Records from a collection:
* * *
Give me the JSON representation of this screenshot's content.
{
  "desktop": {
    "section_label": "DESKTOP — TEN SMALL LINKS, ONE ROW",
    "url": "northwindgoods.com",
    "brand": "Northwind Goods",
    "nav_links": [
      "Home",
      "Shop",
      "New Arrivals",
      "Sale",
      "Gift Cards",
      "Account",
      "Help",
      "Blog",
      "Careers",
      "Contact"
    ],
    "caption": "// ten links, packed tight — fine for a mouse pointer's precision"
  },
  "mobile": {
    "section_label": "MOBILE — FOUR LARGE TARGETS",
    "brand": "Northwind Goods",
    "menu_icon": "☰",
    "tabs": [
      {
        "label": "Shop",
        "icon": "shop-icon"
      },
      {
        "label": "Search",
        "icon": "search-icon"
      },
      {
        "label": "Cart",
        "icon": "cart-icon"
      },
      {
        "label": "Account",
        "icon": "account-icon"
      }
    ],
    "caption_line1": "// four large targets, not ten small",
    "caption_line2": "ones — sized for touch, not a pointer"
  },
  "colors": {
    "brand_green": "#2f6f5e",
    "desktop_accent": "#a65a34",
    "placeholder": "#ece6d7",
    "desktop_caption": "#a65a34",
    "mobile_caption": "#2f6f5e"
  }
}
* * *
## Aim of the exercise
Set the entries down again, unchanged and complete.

## Exercise result
Give me the JSON representation of this screenshot's content.
{
  "desktop": {
    "section_label": "DESKTOP — TEN SMALL LINKS, ONE ROW",
    "url": "northwindgoods.com",
    "brand": "Northwind Goods",
    "nav_links": [
      "Home",
      "Shop",
      "New Arrivals",
      "Sale",
      "Gift Cards",
      "Account",
      "Help",
      "Blog",
      "Careers",
      "Contact"
    ],
    "caption": "// ten links, packed tight — fine for a mouse pointer's precision"
  },
  "mobile": {
    "section_label": "MOBILE — FOUR LARGE TARGETS",
    "brand": "Northwind Goods",
    "menu_icon": "☰",
    "tabs": [
      {
        "label": "Shop",
        "icon": "shop-icon"
      },
      {
        "label": "Search",
        "icon": "search-icon"
      },
      {
        "label": "Cart",
        "icon": "cart-icon"
      },
      {
        "label": "Account",
        "icon": "account-icon"
      }
    ],
    "caption_line1": "// four large targets, not ten small",
    "caption_line2": "ones — sized for touch, not a pointer"
  },
  "colors": {
    "brand_green": "#2f6f5e",
    "desktop_accent": "#a65a34",
    "placeholder": "#ece6d7",
    "desktop_caption": "#a65a34",
    "mobile_caption": "#2f6f5e"
  }
}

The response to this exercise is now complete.